**Problem to solve:**
Copy out each line containing "Master" from the entries below.

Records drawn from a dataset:
::::::::

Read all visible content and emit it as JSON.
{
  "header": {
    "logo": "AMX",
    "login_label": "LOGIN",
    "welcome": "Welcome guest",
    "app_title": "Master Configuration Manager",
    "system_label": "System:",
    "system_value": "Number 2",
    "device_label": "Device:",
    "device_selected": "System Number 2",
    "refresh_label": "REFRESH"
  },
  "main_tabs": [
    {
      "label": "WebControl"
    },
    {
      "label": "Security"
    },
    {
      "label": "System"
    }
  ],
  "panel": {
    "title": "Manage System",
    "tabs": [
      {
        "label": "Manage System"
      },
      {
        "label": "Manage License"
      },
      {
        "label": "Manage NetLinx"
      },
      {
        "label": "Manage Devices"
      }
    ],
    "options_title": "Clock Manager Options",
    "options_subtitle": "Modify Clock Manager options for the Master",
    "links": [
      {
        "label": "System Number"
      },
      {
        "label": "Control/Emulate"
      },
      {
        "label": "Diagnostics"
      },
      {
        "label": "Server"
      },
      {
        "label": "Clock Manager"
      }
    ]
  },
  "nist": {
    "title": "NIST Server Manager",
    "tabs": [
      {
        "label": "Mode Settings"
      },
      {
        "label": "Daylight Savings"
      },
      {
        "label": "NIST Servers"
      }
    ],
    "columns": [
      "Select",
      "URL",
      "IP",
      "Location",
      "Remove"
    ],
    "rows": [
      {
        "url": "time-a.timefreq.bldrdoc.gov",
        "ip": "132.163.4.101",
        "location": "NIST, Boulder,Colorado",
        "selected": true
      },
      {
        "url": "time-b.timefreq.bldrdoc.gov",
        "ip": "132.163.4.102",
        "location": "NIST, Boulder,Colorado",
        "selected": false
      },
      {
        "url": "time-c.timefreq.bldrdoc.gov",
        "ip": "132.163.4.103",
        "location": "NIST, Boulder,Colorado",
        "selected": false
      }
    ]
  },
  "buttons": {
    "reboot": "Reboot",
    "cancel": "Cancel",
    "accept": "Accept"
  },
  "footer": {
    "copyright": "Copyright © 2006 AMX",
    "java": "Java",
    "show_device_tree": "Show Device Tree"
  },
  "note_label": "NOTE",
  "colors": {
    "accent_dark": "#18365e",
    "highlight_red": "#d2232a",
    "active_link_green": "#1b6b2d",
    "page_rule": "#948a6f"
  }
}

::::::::

**Problem solution:**
    "app_title": "Master Configuration Manager",
    "options_subtitle": "Modify Clock Manager options for the Master",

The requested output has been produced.